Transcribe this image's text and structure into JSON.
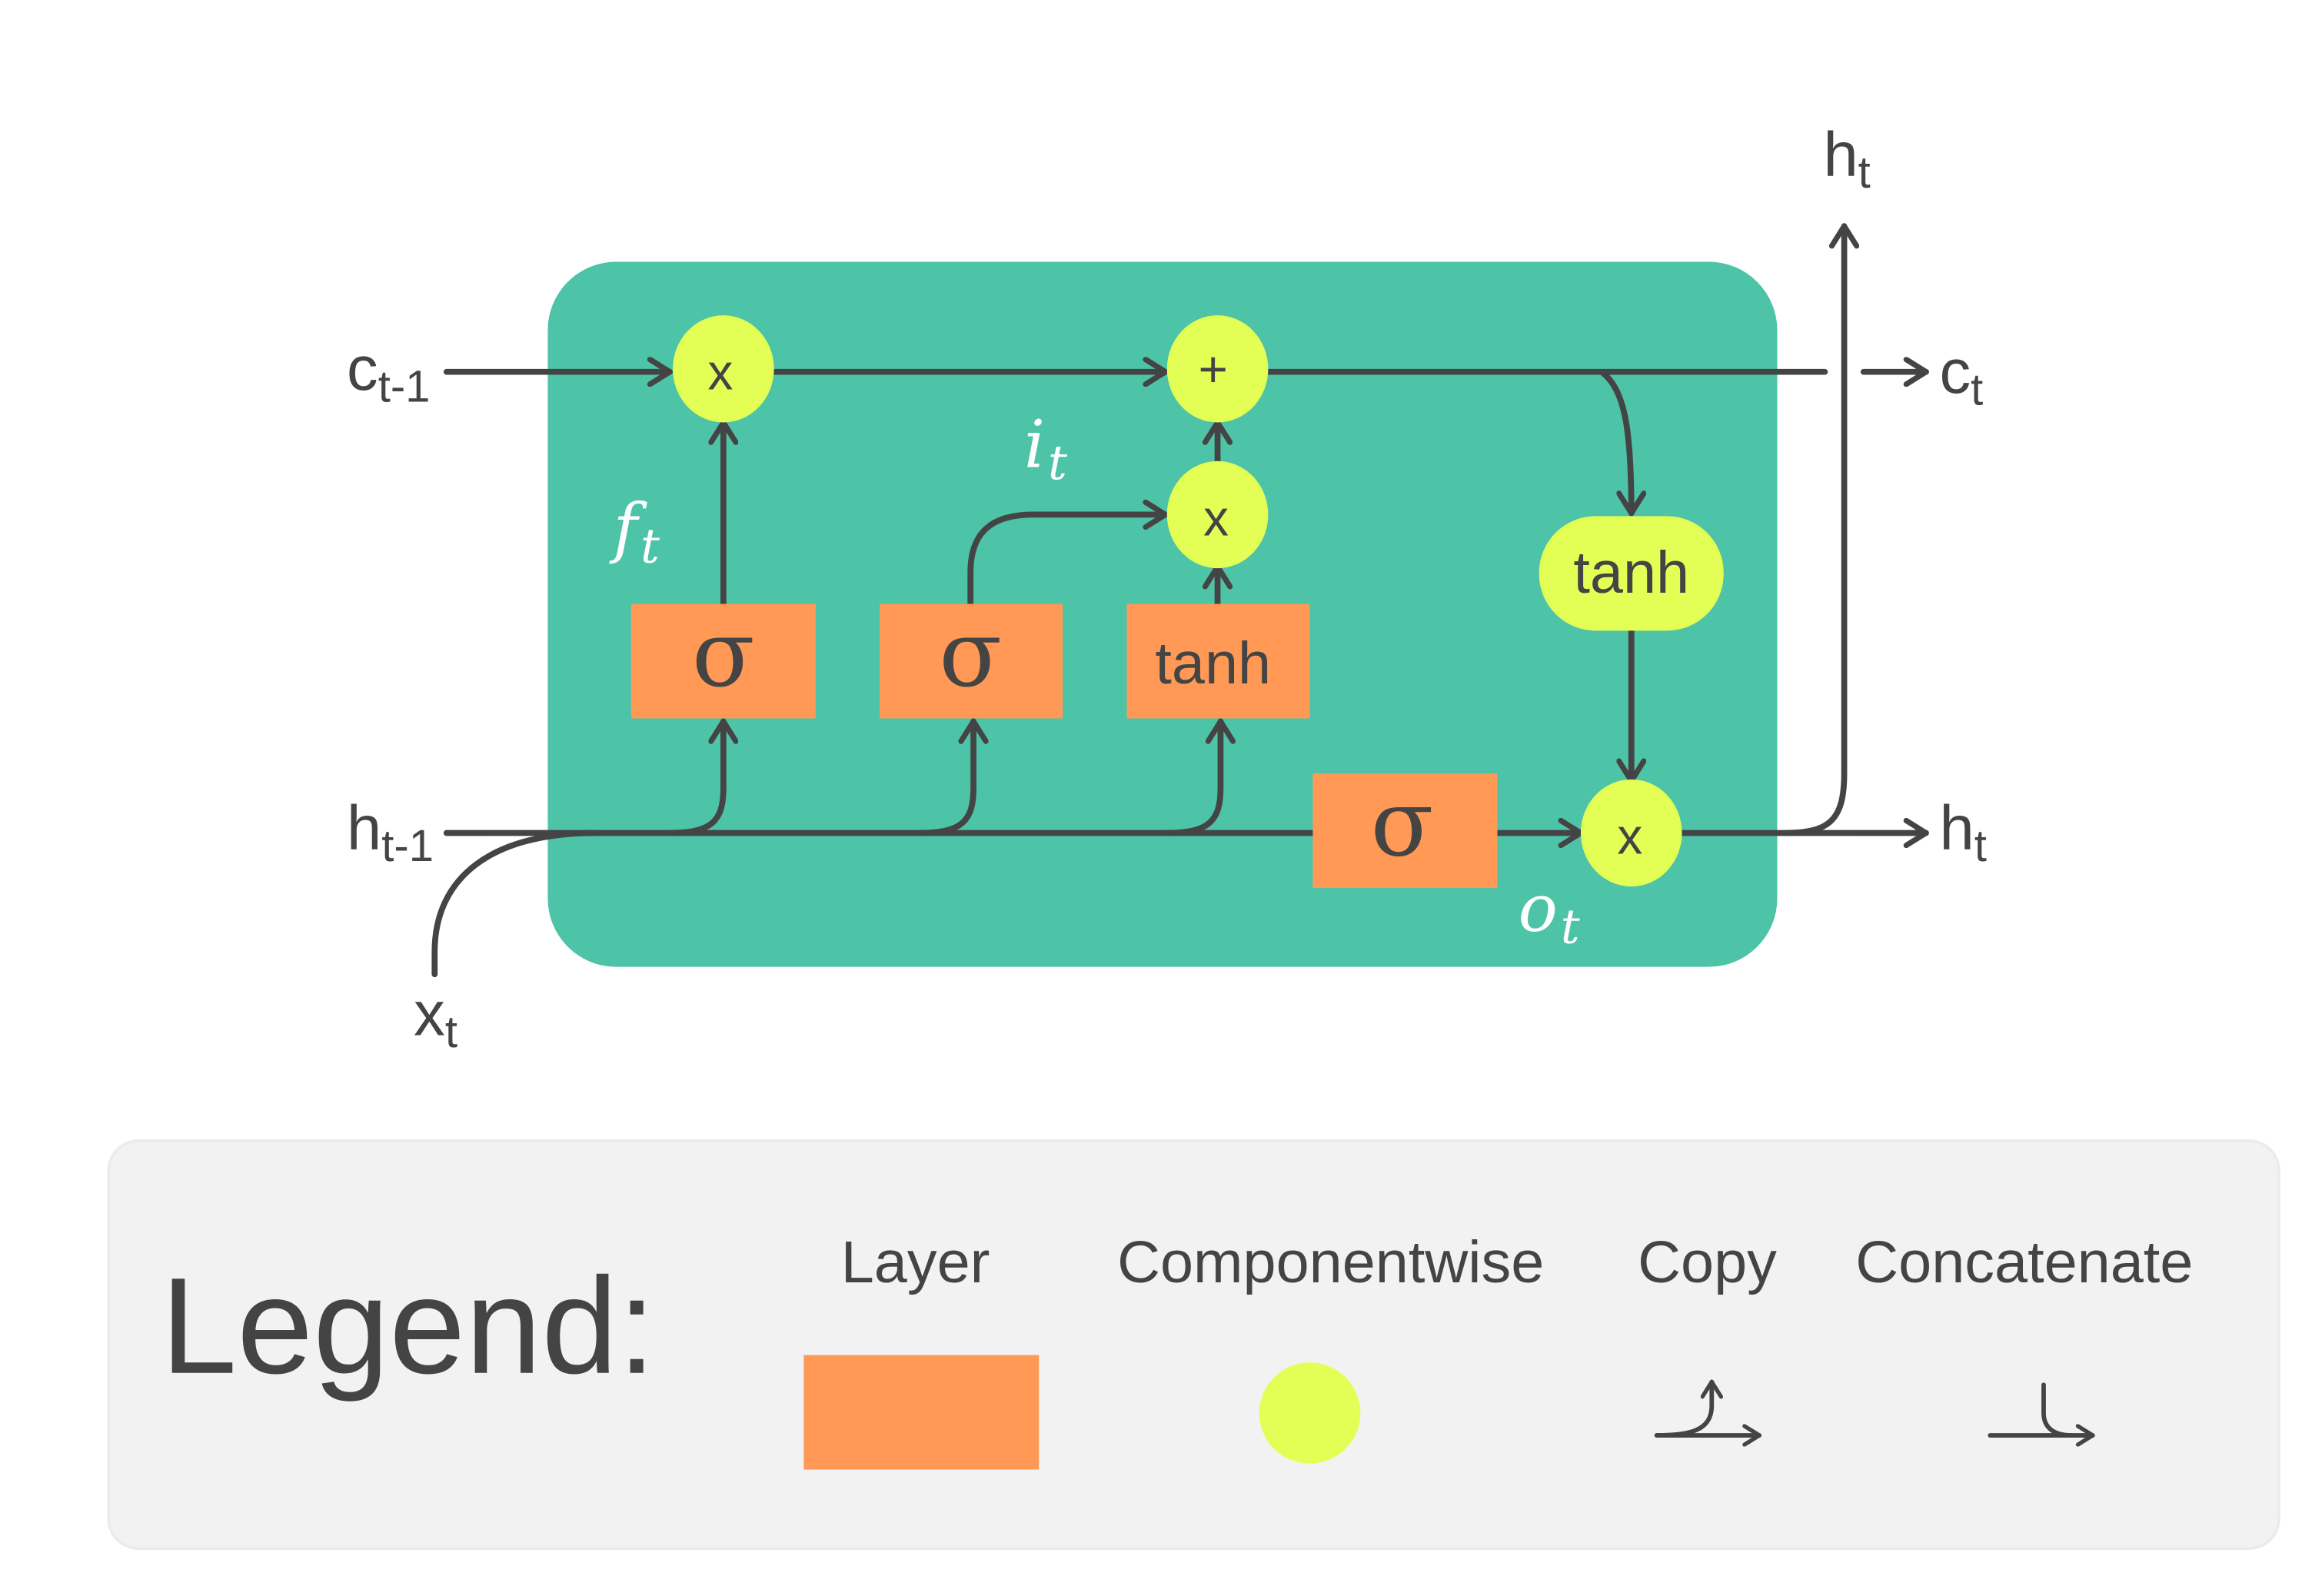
{
  "colors": {
    "cell_background": "#4DC3A8",
    "layer": "#FF9955",
    "pointwise": "#E3FF55",
    "wire": "#444444",
    "legend_background": "#F2F2F2",
    "gate_label": "#FFFFFF"
  },
  "inputs": {
    "c_prev": {
      "base": "c",
      "sub": "t-1"
    },
    "h_prev": {
      "base": "h",
      "sub": "t-1"
    },
    "x": {
      "base": "x",
      "sub": "t"
    }
  },
  "outputs": {
    "c_out": {
      "base": "c",
      "sub": "t"
    },
    "h_out_right": {
      "base": "h",
      "sub": "t"
    },
    "h_out_top": {
      "base": "h",
      "sub": "t"
    }
  },
  "gates": {
    "forget": {
      "base": "f",
      "sub": "t"
    },
    "input": {
      "base": "i",
      "sub": "t"
    },
    "output": {
      "base": "o",
      "sub": "t"
    }
  },
  "layers": {
    "forget_sigma": "σ",
    "input_sigma": "σ",
    "candidate_tanh": "tanh",
    "output_sigma": "σ"
  },
  "pointwise_ops": {
    "forget_mult": "x",
    "cell_add": "+",
    "input_mult": "x",
    "cell_tanh": "tanh",
    "output_mult": "x"
  },
  "legend": {
    "title": "Legend:",
    "items": [
      {
        "label": "Layer",
        "icon": "orange-rectangle"
      },
      {
        "label": "Componentwise",
        "icon": "yellow-circle"
      },
      {
        "label": "Copy",
        "icon": "copy-arrow-icon"
      },
      {
        "label": "Concatenate",
        "icon": "concatenate-arrow-icon"
      }
    ]
  }
}
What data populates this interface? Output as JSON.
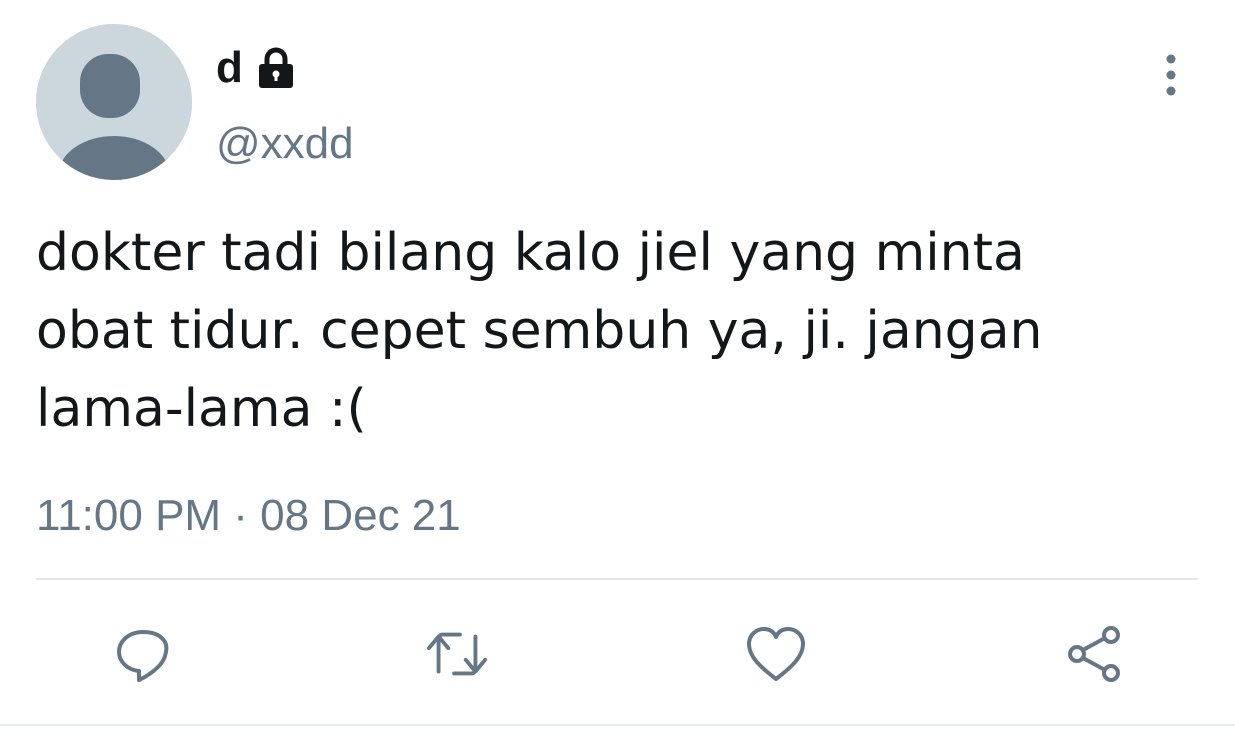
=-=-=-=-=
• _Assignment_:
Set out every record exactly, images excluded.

• _Output for this task_:
Transcribe this image's text and structure into JSON.
{
  "colors": {
    "cell_background": "#4DC3A8",
    "layer": "#FF9955",
    "pointwise": "#E3FF55",
    "wire": "#444444",
    "legend_background": "#F2F2F2",
    "gate_label": "#FFFFFF"
  },
  "inputs": {
    "c_prev": {
      "base": "c",
      "sub": "t-1"
    },
    "h_prev": {
      "base": "h",
      "sub": "t-1"
    },
    "x": {
      "base": "x",
      "sub": "t"
    }
  },
  "outputs": {
    "c_out": {
      "base": "c",
      "sub": "t"
    },
    "h_out_right": {
      "base": "h",
      "sub": "t"
    },
    "h_out_top": {
      "base": "h",
      "sub": "t"
    }
  },
  "gates": {
    "forget": {
      "base": "f",
      "sub": "t"
    },
    "input": {
      "base": "i",
      "sub": "t"
    },
    "output": {
      "base": "o",
      "sub": "t"
    }
  },
  "layers": {
    "forget_sigma": "σ",
    "input_sigma": "σ",
    "candidate_tanh": "tanh",
    "output_sigma": "σ"
  },
  "pointwise_ops": {
    "forget_mult": "x",
    "cell_add": "+",
    "input_mult": "x",
    "cell_tanh": "tanh",
    "output_mult": "x"
  },
  "legend": {
    "title": "Legend:",
    "items": [
      {
        "label": "Layer",
        "icon": "orange-rectangle"
      },
      {
        "label": "Componentwise",
        "icon": "yellow-circle"
      },
      {
        "label": "Copy",
        "icon": "copy-arrow-icon"
      },
      {
        "label": "Concatenate",
        "icon": "concatenate-arrow-icon"
      }
    ]
  }
}
What data populates this interface? Output as JSON.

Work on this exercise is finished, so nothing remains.